* **Description of the task**
Copy each line of the material beneath that holds the word "localhost".

* **Extracted entries**
----
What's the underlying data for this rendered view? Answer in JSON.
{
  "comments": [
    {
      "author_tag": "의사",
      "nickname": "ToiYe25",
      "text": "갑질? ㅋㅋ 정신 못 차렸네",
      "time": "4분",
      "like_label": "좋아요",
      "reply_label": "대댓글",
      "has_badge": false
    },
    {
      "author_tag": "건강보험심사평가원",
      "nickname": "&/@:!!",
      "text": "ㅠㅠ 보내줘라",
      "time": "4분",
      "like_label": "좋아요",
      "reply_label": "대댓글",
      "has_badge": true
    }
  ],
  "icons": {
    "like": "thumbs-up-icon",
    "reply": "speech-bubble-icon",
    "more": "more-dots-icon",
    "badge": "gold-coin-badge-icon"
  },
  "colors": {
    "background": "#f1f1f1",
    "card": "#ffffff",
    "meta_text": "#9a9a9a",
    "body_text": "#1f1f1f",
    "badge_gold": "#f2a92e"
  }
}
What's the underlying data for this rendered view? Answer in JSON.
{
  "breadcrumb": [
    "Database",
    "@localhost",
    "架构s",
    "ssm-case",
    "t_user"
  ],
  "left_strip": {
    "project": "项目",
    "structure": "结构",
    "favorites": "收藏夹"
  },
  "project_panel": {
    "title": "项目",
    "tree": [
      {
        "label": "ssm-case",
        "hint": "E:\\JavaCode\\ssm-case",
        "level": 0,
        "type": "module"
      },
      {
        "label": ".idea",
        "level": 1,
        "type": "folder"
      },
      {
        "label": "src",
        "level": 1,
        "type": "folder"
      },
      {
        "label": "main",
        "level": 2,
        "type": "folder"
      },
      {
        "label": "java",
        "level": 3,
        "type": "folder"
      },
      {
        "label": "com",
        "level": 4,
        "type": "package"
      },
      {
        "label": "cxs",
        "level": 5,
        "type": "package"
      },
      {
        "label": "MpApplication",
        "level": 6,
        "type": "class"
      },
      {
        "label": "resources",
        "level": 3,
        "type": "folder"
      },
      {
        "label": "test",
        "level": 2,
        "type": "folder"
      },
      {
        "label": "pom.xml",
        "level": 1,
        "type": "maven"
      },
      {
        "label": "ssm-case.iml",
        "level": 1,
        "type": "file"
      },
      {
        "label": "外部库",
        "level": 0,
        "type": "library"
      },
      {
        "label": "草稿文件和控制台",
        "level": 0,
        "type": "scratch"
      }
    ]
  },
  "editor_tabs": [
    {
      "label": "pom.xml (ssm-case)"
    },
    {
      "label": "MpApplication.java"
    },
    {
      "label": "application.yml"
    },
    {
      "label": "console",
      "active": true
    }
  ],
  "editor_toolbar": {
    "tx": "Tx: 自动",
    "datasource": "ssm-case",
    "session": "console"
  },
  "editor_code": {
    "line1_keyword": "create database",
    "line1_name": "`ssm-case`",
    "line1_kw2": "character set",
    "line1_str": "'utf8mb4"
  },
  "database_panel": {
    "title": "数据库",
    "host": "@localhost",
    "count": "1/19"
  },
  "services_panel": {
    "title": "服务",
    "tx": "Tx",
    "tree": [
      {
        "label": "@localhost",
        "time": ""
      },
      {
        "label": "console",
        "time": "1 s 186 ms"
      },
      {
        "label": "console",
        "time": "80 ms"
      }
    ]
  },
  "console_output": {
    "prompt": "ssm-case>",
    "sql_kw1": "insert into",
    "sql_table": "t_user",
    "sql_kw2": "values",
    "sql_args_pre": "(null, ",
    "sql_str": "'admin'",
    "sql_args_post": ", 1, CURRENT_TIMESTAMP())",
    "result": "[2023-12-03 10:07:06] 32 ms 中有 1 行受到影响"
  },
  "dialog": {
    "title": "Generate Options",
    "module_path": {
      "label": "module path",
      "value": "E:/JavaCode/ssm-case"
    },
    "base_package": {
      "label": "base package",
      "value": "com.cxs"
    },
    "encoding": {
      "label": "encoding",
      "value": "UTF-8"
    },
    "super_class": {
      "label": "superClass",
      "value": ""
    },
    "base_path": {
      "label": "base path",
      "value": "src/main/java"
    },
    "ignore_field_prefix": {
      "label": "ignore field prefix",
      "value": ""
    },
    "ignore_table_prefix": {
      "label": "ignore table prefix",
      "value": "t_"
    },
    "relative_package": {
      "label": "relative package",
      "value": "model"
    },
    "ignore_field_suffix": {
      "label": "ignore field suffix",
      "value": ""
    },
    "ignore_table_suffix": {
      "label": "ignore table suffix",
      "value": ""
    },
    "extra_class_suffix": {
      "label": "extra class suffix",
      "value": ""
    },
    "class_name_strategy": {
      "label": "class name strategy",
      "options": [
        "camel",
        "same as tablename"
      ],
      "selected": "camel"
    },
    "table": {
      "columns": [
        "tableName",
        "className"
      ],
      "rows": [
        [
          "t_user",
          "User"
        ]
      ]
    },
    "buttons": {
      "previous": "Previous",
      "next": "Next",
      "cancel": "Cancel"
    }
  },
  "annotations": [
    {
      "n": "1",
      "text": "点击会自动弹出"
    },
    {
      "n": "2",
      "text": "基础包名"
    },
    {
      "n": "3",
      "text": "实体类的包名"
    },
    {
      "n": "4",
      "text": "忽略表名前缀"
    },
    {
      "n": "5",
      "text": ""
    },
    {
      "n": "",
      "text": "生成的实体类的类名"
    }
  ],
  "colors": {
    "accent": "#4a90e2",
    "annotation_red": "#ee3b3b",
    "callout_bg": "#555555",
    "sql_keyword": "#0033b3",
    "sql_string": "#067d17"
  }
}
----
* **Solved exercise**
    "@localhost",
    "host": "@localhost",
        "label": "@localhost",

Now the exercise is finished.